Steps in Preparing FinancialStatements from a Trial Balance 2 - 33When a trial balance is complete, the total of all thedebits must equal the total of all the credits.Income Statement: Once the trial balance is complete,the first report to make is the income statement, which ismade up of only revenue and expense.Statement of Owner’s Equity: The second report toprepare is the statement of owner’s equity, which showshow to calculate a new figure for capital.Balance Sheet: The third report is the balance sheet,which lists out each asset, liability, and the new figurefor capital.Copyright 2013 Pearson Education, Inc. Publishing as Prentice Hall.

Steps inPreparingFinancialStatementsfrom aTrialBalance2 - 34Copyright 2013 Pearson Education, Inc. Publishing as Prentice Hall.

Summary of the chapter 2 - 35The chart of accounts aids in locating andidentifying accounts quickly.Remember that the rules of debit and credit onlytell us on which side to place information.Whether the debit or credit represents increasesor decreases depends on the account category:assets, liabilities, capital, and so on. Think of abusiness transaction as an exchange: You getsomething and you give or part with something.A transaction that involves more than one debit ormore than one credit is called a compound entry.Copyright 2013 Pearson Education, Inc. Publishing as Prentice Hall.

Summary of the chapter 2 - 36You will notice that assets, withdrawals, andexpenses increase when you put amounts on theleft, or debit, side of these accounts. Theaccounting system balances because liabilities,capital, and revenue increase when you putamounts on the right, or credit, side of theseaccounts. The increase side of any account willrepresent its normal balance.Copyright 2013 Pearson Education, Inc. Publishing as Prentice Hall.

Summary of the chapter 2 - 37Footings are used to obtain the totals of eachside of every T account that has more than oneentry. The footings are used to find the endingbalance. The ending balances are used toprepare a trial balance. The trial balance is nota financial statement, although it is used toprepare financial statements. The trial balancelists all the accounts with their balances in thesame order as they appear in the chart ofaccounts.Copyright 2013 Pearson Education, Inc. Publishing as Prentice Hall.

Summary of the chapter 2 - 38The trial balance is a list of ending balances ofledger accounts. These balances are used toprepare the three financial reports. Financialreports have no debits or credits. The inside columnsare used to subtotal numbers. Revenue andexpenses go on the income statement. Withdrawalsand either net income or net loss go on the statementof owner’s equity to calculate a new figure forcapital. The balance sheet is a list of assets,liabilities, and the new amount for ending capital.Remember that the trial balance has debit or credits,not the financial reports.Copyright 2013 Pearson Education, Inc. Publishing as Prentice Hall.

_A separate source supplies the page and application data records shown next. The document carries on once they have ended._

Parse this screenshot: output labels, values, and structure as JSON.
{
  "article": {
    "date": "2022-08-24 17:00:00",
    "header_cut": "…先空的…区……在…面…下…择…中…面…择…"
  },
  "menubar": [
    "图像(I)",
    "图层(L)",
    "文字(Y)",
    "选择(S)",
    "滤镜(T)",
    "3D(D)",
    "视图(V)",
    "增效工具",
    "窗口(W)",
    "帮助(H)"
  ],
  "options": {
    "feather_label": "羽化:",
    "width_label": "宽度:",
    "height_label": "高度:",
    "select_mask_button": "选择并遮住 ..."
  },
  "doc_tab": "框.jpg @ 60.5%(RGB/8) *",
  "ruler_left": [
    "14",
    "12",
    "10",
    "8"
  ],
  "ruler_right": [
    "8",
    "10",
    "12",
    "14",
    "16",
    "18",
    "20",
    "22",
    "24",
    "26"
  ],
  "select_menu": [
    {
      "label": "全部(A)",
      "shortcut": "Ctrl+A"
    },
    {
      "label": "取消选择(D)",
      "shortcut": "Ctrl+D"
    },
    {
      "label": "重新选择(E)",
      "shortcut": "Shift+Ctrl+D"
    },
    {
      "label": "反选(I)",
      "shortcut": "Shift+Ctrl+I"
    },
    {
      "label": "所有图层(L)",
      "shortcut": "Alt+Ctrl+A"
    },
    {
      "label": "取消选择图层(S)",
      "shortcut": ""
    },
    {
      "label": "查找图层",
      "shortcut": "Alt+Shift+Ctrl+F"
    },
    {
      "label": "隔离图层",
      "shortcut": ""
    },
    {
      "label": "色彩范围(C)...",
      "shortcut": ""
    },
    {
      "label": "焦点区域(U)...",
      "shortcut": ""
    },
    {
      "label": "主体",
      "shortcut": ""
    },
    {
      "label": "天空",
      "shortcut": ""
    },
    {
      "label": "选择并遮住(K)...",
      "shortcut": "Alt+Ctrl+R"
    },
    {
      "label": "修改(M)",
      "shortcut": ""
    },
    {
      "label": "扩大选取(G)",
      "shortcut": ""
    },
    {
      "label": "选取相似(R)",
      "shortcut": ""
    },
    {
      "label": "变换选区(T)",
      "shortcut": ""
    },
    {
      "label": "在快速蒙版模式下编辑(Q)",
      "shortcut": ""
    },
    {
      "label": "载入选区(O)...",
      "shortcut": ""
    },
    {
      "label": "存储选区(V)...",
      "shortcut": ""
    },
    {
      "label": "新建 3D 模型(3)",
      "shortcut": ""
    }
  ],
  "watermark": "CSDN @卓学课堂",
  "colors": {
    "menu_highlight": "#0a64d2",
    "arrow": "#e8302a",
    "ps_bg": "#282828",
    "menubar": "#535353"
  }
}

Summary of the chapter 2 - 39Once the trial balance is complete, the firststatement to make is the income statement, which ismade up of only revenue and expenses.Remember that there are no debits or credits onfinancial statements. All we are taking are theending balances of each title from the trialbalance. For the income statement, we list fees asthe revenue and then list the expense titles in theinside column. Total operating expenses are thensubtracted from the fees to arrive at a net incomeor a net loss.Copyright 2013 Pearson Education, Inc. Publishing as Prentice Hall.

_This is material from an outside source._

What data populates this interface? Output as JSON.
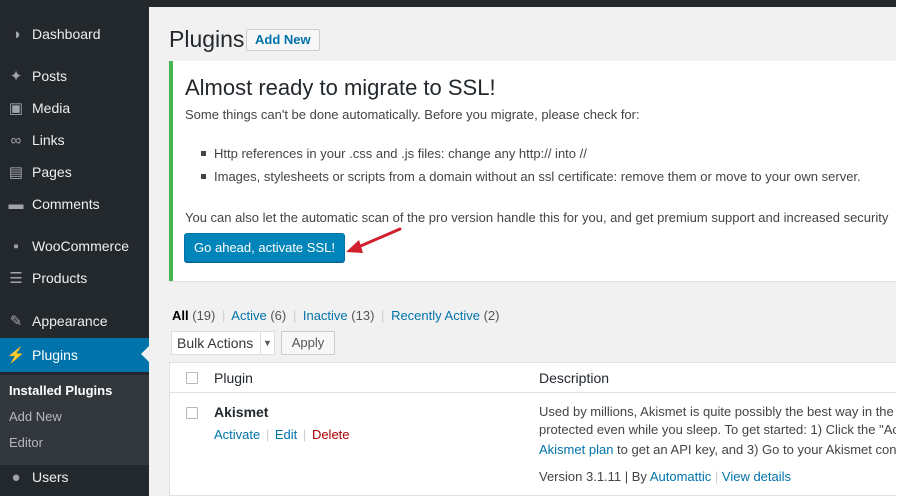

Summary of the chapter 2 - 40The second statement to prepare is the statementof owner’s equity, which shows how to calculate anew figure for capital.The third report is the balance sheet, which listsout each asset, liability, and the new figure forcapital.Copyright 2013 Pearson Education, Inc. Publishing as Prentice Hall.

Questions2 - 41Copyright 2013 Pearson Education, Inc. Publishing as Prentice Hall.

CopyrightAll rights reserved. No part of this publication may be reproduced, stored ina retrieval system, or transmitted, in any form or by any means, electronic,mechanical, photocopying, recording, or otherwise, without the prior writtenpermission of the publisher. Printed in the United States of America.2 - 42Copyright 2013 Pearson Education, Inc. Publishing as Prentice Hall.